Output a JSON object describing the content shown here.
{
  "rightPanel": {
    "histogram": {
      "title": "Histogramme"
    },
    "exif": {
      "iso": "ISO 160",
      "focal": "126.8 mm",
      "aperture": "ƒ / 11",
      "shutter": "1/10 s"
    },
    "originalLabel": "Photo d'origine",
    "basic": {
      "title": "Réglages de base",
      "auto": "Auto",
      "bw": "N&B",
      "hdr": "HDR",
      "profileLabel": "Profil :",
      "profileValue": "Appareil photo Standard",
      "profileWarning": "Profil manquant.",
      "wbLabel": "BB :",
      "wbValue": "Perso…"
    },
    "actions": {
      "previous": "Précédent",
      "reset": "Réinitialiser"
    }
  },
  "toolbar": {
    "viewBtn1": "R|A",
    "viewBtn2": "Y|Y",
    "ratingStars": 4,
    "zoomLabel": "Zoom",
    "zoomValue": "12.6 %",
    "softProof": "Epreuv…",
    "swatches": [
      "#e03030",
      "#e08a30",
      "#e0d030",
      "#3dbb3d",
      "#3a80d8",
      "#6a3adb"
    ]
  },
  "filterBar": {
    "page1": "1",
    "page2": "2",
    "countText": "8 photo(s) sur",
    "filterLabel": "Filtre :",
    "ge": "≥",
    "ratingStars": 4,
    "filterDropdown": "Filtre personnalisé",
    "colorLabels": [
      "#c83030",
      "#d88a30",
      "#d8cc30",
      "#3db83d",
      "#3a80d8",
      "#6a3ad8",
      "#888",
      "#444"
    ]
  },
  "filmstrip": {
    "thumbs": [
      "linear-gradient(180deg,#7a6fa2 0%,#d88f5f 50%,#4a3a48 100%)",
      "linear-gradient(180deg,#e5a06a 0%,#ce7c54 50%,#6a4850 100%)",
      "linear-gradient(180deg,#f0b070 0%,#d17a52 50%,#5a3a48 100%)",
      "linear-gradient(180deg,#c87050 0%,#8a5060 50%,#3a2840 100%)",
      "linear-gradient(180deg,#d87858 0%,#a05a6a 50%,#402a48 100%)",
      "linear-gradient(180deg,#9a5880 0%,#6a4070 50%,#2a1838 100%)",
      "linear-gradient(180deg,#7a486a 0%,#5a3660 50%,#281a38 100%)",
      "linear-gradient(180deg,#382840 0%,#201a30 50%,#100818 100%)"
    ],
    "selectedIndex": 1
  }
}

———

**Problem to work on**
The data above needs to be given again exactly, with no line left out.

**Solution below**
Output a JSON object describing the content shown here.
{
  "rightPanel": {
    "histogram": {
      "title": "Histogramme"
    },
    "exif": {
      "iso": "ISO 160",
      "focal": "126.8 mm",
      "aperture": "ƒ / 11",
      "shutter": "1/10 s"
    },
    "originalLabel": "Photo d'origine",
    "basic": {
      "title": "Réglages de base",
      "auto": "Auto",
      "bw": "N&B",
      "hdr": "HDR",
      "profileLabel": "Profil :",
      "profileValue": "Appareil photo Standard",
      "profileWarning": "Profil manquant.",
      "wbLabel": "BB :",
      "wbValue": "Perso…"
    },
    "actions": {
      "previous": "Précédent",
      "reset": "Réinitialiser"
    }
  },
  "toolbar": {
    "viewBtn1": "R|A",
    "viewBtn2": "Y|Y",
    "ratingStars": 4,
    "zoomLabel": "Zoom",
    "zoomValue": "12.6 %",
    "softProof": "Epreuv…",
    "swatches": [
      "#e03030",
      "#e08a30",
      "#e0d030",
      "#3dbb3d",
      "#3a80d8",
      "#6a3adb"
    ]
  },
  "filterBar": {
    "page1": "1",
    "page2": "2",
    "countText": "8 photo(s) sur",
    "filterLabel": "Filtre :",
    "ge": "≥",
    "ratingStars": 4,
    "filterDropdown": "Filtre personnalisé",
    "colorLabels": [
      "#c83030",
      "#d88a30",
      "#d8cc30",
      "#3db83d",
      "#3a80d8",
      "#6a3ad8",
      "#888",
      "#444"
    ]
  },
  "filmstrip": {
    "thumbs": [
      "linear-gradient(180deg,#7a6fa2 0%,#d88f5f 50%,#4a3a48 100%)",
      "linear-gradient(180deg,#e5a06a 0%,#ce7c54 50%,#6a4850 100%)",
      "linear-gradient(180deg,#f0b070 0%,#d17a52 50%,#5a3a48 100%)",
      "linear-gradient(180deg,#c87050 0%,#8a5060 50%,#3a2840 100%)",
      "linear-gradient(180deg,#d87858 0%,#a05a6a 50%,#402a48 100%)",
      "linear-gradient(180deg,#9a5880 0%,#6a4070 50%,#2a1838 100%)",
      "linear-gradient(180deg,#7a486a 0%,#5a3660 50%,#281a38 100%)",
      "linear-gradient(180deg,#382840 0%,#201a30 50%,#100818 100%)"
    ],
    "selectedIndex": 1
  }
}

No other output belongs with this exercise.